It is considered excellent in several beer styles, particularly those desiring a distinct lemon citrus flavor. It is also a popular choice for Belgian Wits, IPAs, Pale Ales and Belgian Saisons.
Origin and History
Sorachi Ace was developed in Japan by Sapporo Breweries in the 1970’s. It is a cross between Brewer’s Gold and Saaz hops. It was not a popular variety for a long time but became more available in 2006.
Sorachi is one of the most interesting hops to use because it has the alpha acids to make it great at bittering but also some unique flavours and aromas. It is a great choice for single hopped beers because of these flavours.
Its dill flavours are often seen as odd, but when used in small amounts they can be very refreshing. Its lemon grass and citrus elements can also be really nice in a Summer Ale. It can be used in a number of different beer styles, including Wheat Beers and Pale Ales.
Characteristics and Flavor Profile
Sorachi Ace Hops are a unique variety that combine flavors of lemon, coriander, dill and citrus. They have a high alpha acid content, making them appropriate for IPAs and Belgian Wits.
It was bred in Japan for Sapporo Breweries in 1984 and re-released in the US in 2006. The hybrid was created by crossing Saaz and Brewer’s Gold.
The results were a hop that has the flavor characteristics of Saaz, but with higher Alpha Acids and a similar cohumulone level. It was not a success, however it has been a favorite among craft brewers for its unique citrus fruit, herbal and dill aromas.
It is a non-patented variety and rhizomes are available for purchase during the spring season. This variety is considered a low-growing plant and will produce less than other high-alpha hops.
Sorachi Ace is a popular variety among US craft brewers for its unique citrus fruit, herbal and dill aromas. This hop is most commonly used in APA, IPA, Pale Ale, Lager and Saison style beers.
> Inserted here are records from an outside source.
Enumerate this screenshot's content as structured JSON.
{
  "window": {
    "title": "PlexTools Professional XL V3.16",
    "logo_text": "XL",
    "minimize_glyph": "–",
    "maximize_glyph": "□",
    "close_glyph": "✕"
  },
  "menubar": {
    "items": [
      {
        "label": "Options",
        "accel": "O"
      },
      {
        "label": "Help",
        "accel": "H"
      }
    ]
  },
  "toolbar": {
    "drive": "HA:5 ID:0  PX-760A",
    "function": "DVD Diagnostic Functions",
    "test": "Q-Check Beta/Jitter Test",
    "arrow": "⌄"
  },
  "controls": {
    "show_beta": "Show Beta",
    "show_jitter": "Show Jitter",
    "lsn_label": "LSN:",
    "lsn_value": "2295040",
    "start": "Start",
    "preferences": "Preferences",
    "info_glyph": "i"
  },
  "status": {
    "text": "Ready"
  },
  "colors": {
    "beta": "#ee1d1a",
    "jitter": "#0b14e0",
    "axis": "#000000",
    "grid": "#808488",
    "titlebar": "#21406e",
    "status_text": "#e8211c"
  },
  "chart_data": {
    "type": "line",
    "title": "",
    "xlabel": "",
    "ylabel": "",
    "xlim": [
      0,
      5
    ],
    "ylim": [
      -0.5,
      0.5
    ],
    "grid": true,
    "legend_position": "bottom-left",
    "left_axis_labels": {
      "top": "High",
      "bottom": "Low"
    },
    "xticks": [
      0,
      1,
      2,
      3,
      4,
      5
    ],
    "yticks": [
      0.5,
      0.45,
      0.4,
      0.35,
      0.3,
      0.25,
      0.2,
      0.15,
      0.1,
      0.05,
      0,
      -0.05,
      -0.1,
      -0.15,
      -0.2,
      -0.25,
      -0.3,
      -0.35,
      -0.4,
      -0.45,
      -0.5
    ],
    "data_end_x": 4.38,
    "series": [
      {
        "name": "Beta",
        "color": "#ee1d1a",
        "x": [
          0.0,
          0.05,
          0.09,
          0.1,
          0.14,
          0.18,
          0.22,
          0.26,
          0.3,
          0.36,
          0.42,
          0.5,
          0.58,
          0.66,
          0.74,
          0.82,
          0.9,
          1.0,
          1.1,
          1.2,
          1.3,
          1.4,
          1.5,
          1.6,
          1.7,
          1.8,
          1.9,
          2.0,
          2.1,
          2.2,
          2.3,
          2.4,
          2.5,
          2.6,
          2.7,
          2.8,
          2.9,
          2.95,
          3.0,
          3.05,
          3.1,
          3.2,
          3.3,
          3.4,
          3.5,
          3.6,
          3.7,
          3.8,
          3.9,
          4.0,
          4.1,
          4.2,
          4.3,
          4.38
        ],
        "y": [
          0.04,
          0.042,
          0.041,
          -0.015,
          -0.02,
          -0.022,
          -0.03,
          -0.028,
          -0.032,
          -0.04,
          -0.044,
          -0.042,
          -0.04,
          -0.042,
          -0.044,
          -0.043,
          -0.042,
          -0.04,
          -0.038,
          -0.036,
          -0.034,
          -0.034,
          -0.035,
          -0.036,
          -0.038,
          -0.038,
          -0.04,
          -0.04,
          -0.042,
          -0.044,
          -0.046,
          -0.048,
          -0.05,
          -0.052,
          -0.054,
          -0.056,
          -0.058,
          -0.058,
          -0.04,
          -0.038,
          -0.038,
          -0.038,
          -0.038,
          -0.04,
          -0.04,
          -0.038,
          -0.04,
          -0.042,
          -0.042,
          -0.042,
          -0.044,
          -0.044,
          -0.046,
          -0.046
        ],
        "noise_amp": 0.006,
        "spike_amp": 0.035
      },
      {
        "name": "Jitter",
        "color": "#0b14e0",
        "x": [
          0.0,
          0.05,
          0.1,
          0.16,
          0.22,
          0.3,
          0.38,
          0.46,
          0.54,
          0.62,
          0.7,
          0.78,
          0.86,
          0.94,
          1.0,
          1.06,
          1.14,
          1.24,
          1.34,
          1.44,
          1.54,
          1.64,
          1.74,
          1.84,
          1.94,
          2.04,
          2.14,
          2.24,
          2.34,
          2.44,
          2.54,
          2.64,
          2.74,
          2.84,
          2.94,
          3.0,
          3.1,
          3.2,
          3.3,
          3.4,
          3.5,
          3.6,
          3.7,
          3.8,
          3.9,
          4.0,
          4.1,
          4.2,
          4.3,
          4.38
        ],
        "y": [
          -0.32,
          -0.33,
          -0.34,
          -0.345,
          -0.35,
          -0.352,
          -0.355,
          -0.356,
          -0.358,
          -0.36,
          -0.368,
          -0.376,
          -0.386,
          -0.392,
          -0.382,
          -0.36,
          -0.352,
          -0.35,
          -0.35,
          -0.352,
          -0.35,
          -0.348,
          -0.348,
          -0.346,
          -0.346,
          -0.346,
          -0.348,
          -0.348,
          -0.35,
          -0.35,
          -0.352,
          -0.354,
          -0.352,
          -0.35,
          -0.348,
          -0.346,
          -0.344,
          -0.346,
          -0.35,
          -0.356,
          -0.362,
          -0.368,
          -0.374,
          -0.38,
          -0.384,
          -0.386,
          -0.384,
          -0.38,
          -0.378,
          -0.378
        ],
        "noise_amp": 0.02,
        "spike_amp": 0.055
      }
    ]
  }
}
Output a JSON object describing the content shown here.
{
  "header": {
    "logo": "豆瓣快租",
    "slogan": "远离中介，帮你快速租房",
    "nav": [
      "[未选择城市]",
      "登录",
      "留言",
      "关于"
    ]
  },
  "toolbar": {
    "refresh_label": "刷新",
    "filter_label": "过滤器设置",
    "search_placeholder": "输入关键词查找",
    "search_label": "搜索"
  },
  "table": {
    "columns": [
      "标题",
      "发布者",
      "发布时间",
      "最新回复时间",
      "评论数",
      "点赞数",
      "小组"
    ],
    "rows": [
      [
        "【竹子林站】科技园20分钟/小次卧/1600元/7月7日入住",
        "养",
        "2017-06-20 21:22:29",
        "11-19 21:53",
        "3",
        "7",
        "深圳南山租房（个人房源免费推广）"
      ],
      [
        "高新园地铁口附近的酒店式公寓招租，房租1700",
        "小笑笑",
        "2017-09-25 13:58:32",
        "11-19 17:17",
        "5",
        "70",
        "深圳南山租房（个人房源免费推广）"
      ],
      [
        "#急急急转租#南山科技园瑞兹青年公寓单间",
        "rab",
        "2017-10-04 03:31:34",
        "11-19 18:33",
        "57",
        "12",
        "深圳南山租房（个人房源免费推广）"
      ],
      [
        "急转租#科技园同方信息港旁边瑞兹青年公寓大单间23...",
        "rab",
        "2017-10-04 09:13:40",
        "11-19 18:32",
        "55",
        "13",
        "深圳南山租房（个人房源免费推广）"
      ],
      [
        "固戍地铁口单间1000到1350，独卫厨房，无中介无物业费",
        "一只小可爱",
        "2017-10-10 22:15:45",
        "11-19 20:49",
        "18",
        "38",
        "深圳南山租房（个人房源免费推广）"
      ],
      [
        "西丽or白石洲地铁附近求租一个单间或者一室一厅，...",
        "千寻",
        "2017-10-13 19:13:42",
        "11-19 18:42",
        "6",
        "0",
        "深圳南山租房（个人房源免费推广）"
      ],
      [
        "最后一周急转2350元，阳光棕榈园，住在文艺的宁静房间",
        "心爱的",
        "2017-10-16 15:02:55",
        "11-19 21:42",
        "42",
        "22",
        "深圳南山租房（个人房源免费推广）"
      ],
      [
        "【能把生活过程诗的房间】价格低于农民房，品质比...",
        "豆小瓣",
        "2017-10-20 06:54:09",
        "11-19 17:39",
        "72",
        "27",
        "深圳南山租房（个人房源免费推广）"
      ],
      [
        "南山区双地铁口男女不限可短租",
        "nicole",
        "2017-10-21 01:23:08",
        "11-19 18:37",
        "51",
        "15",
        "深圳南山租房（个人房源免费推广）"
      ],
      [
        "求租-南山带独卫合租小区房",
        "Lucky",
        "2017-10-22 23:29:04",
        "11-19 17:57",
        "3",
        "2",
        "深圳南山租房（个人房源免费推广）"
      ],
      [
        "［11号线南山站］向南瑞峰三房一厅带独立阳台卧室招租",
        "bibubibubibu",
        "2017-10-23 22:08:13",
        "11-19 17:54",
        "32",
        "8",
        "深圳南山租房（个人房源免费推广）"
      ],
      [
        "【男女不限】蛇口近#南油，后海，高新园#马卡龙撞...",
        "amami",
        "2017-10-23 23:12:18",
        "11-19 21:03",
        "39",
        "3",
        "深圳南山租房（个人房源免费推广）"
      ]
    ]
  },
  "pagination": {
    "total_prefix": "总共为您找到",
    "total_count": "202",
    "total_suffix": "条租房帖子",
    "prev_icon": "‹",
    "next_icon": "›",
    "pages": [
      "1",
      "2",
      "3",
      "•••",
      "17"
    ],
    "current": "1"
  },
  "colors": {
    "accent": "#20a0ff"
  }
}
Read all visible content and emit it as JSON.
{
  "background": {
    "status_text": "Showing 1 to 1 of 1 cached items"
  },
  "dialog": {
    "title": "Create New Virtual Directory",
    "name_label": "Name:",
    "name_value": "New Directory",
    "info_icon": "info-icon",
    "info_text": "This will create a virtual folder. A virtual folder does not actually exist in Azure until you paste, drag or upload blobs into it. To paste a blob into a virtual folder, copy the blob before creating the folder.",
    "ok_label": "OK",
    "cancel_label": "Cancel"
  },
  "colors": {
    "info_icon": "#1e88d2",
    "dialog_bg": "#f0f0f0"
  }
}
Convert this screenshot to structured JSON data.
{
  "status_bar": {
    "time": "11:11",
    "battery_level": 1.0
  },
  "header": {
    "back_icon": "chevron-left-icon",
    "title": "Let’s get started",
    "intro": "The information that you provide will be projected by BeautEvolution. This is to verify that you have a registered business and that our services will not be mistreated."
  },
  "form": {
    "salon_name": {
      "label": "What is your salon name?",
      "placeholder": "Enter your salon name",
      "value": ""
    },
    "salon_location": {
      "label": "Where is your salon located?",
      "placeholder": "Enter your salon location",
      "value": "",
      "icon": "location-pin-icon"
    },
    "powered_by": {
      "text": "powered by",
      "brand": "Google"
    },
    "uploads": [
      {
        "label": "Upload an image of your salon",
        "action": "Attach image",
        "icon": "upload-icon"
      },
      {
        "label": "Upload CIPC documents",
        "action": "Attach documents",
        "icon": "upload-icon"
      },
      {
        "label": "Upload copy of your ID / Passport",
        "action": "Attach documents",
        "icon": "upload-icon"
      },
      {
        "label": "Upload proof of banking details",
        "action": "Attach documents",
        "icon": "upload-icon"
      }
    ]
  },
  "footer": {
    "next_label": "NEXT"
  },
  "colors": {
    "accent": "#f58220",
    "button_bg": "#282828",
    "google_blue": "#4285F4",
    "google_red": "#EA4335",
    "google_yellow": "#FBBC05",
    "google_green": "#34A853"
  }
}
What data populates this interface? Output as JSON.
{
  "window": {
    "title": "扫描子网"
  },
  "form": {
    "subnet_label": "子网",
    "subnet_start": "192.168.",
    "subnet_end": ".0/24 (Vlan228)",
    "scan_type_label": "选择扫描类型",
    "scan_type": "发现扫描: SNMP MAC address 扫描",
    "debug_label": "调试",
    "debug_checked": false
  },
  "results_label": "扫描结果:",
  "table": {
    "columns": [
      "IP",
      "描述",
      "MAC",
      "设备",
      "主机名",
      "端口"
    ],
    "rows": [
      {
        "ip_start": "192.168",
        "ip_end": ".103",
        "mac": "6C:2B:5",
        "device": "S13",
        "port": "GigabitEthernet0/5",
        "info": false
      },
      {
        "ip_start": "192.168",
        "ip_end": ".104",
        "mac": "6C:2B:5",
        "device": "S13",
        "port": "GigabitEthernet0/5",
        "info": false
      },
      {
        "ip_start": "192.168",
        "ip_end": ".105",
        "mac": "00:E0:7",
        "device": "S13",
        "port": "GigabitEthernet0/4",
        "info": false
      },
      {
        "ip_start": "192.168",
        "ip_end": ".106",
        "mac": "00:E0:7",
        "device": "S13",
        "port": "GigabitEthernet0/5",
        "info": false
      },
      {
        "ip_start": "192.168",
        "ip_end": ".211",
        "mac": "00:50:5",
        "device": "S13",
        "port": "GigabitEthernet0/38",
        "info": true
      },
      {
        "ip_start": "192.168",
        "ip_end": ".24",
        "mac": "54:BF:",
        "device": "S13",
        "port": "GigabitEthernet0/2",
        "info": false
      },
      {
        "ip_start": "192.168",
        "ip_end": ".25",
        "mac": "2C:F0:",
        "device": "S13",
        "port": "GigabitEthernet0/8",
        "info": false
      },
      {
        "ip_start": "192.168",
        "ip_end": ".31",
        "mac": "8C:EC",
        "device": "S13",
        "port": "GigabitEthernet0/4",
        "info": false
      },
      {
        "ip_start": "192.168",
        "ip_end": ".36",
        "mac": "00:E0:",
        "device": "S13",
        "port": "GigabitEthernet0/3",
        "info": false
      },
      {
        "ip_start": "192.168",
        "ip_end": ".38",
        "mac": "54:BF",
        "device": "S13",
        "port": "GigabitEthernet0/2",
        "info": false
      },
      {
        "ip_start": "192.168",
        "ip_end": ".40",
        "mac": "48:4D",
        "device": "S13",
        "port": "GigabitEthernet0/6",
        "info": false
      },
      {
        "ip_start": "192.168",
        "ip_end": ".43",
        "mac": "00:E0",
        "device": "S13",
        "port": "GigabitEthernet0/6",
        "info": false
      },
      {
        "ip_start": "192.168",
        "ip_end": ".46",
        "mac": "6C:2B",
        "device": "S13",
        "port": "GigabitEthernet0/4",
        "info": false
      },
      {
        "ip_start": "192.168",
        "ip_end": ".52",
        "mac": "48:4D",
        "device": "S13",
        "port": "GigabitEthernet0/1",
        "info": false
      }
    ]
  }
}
Originally developed in Japan for Sapporo, Sorachi Ace is a cross between Brewer’s Gold, Saaz and Beikei No. 2.
It is a high alpha aroma variety that was first introduced in 1984. This hop is a great choice for brewing IPAs because of its bright lemon character.
This hop is also great in summer brewed beers because of its intense lemon flavor and aroma as well as light dill and coriander notes. It is a great bittering hop as well, especially in saisons and IPAs.
Pairing of $ prompt with different beer styles
Sorachi Ace is one of the most fun to brew with. Its bright orange hue is a blast to behold, and the resulting beer is a pleasure to sip and swill. The best part is that it’s cheap to boot. This high-yielding hop is a keeper, and when used in tandem with a good malt bill, you’ll have a winner in the making. The big question is where do you start? Fortunately, a plethora of breweries are eager to share their knowledge with home brewers, allowing for a flurry of innovation to ensue. A quick perusal of their websites will reveal a wealth of information on everything from brewing tips to recipes and equipment recommendations. The next challenge is determining which are the most appropriate for you, your tastebuds and your wallet.
Availability and Cultivation
Sorachi Ace is a hybrid that was created in Japan and has a very unique flavor profile. This hop is known for its lemon and citrus characteristics, but has also been described as having aromas of coriander, dill and mint.
Originally developed in Japan for Sapporo Breweries, Sorachi Ace is a cross of Saaz and Brewers Gold. It was released in 1984 and has since grown in popularity worldwide.
This hop has a potent alpha acid level, making it a more than capable bittering hop with its unique aromatics. It’s especially welcome in styles that embrace bright citrus character, like saison, witbier and exotic riffs on IPA.
The unusual combination of flavors fuels its allure for many craft and home brewers. However, this hop does have a high risk of producing a buttery off-flavor if not oasted correctly or stored properly after harvest.